*** Opening Data for this task ***

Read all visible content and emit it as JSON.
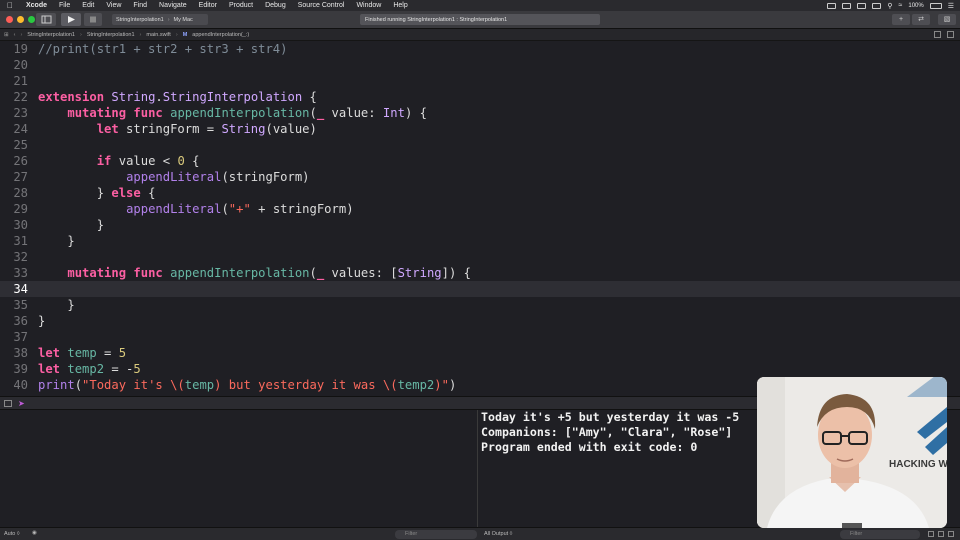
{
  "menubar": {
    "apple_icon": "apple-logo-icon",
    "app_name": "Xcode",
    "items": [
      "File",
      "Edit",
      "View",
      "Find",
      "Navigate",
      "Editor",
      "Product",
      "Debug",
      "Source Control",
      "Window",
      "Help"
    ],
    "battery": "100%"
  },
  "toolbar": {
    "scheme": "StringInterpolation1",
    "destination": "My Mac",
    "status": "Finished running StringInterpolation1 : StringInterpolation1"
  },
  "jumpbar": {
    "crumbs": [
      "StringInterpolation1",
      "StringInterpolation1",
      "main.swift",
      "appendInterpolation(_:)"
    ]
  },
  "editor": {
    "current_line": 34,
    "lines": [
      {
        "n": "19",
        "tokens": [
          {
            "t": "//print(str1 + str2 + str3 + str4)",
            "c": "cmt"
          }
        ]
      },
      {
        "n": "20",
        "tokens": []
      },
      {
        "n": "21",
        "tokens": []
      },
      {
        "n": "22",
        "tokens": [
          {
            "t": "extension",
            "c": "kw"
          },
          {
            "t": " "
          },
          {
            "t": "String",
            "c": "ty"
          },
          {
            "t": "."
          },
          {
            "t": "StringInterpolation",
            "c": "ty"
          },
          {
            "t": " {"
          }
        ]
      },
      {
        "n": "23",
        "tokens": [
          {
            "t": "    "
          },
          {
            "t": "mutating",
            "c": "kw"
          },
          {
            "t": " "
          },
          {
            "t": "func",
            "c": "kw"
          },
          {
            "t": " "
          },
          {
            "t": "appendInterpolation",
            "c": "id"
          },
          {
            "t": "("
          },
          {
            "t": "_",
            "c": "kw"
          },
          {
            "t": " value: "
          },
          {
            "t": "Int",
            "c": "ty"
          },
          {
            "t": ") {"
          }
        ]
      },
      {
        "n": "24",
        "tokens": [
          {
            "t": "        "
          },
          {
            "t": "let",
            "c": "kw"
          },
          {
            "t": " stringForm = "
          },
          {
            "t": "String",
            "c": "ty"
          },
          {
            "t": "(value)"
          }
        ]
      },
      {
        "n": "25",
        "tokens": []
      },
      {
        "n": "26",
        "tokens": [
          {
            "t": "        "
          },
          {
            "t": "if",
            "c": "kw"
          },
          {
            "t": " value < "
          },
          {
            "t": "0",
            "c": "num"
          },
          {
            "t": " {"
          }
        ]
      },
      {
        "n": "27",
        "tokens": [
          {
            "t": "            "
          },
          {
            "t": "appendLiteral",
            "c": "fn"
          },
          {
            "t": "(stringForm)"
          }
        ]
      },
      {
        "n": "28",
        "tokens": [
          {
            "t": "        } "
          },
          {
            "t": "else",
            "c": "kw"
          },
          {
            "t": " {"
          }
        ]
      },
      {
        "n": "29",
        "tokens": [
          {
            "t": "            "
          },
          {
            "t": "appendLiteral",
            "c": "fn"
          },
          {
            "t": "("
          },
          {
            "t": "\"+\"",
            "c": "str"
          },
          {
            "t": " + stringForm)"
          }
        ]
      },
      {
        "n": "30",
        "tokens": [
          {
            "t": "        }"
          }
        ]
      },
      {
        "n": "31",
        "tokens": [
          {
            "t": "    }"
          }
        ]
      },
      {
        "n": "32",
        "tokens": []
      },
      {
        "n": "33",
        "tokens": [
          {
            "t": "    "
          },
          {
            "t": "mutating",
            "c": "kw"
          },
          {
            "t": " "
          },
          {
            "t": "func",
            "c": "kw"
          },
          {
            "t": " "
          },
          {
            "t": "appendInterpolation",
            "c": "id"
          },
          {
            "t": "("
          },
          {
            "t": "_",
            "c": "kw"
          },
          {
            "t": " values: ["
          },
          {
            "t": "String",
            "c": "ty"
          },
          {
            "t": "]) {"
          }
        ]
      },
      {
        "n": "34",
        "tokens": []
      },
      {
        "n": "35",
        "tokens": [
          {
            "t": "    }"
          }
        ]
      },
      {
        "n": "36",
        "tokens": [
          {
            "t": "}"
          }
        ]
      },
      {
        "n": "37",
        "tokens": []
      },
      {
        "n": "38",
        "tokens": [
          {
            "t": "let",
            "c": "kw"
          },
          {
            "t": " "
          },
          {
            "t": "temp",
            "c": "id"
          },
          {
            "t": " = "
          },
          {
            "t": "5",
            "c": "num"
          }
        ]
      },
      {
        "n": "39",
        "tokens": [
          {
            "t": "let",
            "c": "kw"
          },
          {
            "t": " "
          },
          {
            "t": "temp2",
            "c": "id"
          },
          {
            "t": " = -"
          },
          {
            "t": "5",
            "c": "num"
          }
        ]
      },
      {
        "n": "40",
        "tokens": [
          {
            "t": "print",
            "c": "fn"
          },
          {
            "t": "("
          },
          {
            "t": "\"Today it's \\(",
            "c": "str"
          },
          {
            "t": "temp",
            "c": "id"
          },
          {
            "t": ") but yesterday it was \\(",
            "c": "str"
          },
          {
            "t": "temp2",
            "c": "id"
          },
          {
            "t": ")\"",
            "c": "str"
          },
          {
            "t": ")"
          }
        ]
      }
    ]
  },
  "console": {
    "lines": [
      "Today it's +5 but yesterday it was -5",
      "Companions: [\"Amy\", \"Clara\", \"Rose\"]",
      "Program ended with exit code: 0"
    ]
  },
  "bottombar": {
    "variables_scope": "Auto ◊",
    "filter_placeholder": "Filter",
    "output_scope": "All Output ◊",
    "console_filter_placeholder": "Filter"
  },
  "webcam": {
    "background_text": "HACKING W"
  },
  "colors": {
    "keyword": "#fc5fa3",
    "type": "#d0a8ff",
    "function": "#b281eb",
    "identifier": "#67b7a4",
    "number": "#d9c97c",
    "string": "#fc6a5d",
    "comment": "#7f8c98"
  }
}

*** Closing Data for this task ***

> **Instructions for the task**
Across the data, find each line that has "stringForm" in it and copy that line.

> **Solution to the exercise**
            "t": " stringForm = "
            "t": "(stringForm)"
            "t": " + stringForm)"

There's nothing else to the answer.